**What needs to be done**
Word for word, repeat all of the entries below.

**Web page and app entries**
········

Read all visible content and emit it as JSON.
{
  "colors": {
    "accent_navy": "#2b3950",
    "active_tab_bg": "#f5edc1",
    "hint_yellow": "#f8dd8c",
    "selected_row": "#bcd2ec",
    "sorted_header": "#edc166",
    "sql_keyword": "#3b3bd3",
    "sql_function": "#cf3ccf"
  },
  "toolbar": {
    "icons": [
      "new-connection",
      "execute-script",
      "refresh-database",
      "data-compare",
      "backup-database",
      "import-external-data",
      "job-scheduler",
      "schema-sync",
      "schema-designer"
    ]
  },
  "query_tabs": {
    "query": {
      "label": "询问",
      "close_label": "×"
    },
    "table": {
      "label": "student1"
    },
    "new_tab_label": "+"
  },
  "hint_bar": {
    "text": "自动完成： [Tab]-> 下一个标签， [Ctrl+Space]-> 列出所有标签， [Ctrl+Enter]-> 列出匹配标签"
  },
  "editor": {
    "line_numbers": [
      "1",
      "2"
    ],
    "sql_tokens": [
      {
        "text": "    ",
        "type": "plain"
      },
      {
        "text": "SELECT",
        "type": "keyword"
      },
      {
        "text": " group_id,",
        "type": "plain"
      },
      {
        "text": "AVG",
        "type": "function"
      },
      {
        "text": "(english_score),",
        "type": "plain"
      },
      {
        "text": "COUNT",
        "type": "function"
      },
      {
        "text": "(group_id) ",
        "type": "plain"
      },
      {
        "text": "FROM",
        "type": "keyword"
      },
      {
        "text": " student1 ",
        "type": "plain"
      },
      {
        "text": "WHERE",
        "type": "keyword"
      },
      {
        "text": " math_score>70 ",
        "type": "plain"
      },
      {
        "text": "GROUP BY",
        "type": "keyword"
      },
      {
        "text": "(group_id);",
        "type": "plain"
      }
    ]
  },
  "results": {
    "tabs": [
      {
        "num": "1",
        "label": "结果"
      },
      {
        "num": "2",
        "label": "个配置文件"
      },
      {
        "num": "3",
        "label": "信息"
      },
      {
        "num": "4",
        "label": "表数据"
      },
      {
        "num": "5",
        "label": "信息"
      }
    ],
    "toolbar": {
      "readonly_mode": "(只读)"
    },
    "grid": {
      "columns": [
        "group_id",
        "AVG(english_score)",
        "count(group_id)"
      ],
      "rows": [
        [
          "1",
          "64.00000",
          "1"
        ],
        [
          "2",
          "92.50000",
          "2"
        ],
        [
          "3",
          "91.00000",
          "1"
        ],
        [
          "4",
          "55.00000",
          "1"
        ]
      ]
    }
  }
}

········

**Task result**
Read all visible content and emit it as JSON.
{
  "colors": {
    "accent_navy": "#2b3950",
    "active_tab_bg": "#f5edc1",
    "hint_yellow": "#f8dd8c",
    "selected_row": "#bcd2ec",
    "sorted_header": "#edc166",
    "sql_keyword": "#3b3bd3",
    "sql_function": "#cf3ccf"
  },
  "toolbar": {
    "icons": [
      "new-connection",
      "execute-script",
      "refresh-database",
      "data-compare",
      "backup-database",
      "import-external-data",
      "job-scheduler",
      "schema-sync",
      "schema-designer"
    ]
  },
  "query_tabs": {
    "query": {
      "label": "询问",
      "close_label": "×"
    },
    "table": {
      "label": "student1"
    },
    "new_tab_label": "+"
  },
  "hint_bar": {
    "text": "自动完成： [Tab]-> 下一个标签， [Ctrl+Space]-> 列出所有标签， [Ctrl+Enter]-> 列出匹配标签"
  },
  "editor": {
    "line_numbers": [
      "1",
      "2"
    ],
    "sql_tokens": [
      {
        "text": "    ",
        "type": "plain"
      },
      {
        "text": "SELECT",
        "type": "keyword"
      },
      {
        "text": " group_id,",
        "type": "plain"
      },
      {
        "text": "AVG",
        "type": "function"
      },
      {
        "text": "(english_score),",
        "type": "plain"
      },
      {
        "text": "COUNT",
        "type": "function"
      },
      {
        "text": "(group_id) ",
        "type": "plain"
      },
      {
        "text": "FROM",
        "type": "keyword"
      },
      {
        "text": " student1 ",
        "type": "plain"
      },
      {
        "text": "WHERE",
        "type": "keyword"
      },
      {
        "text": " math_score>70 ",
        "type": "plain"
      },
      {
        "text": "GROUP BY",
        "type": "keyword"
      },
      {
        "text": "(group_id);",
        "type": "plain"
      }
    ]
  },
  "results": {
    "tabs": [
      {
        "num": "1",
        "label": "结果"
      },
      {
        "num": "2",
        "label": "个配置文件"
      },
      {
        "num": "3",
        "label": "信息"
      },
      {
        "num": "4",
        "label": "表数据"
      },
      {
        "num": "5",
        "label": "信息"
      }
    ],
    "toolbar": {
      "readonly_mode": "(只读)"
    },
    "grid": {
      "columns": [
        "group_id",
        "AVG(english_score)",
        "count(group_id)"
      ],
      "rows": [
        [
          "1",
          "64.00000",
          "1"
        ],
        [
          "2",
          "92.50000",
          "2"
        ],
        [
          "3",
          "91.00000",
          "1"
        ],
        [
          "4",
          "55.00000",
          "1"
        ]
      ]
    }
  }
}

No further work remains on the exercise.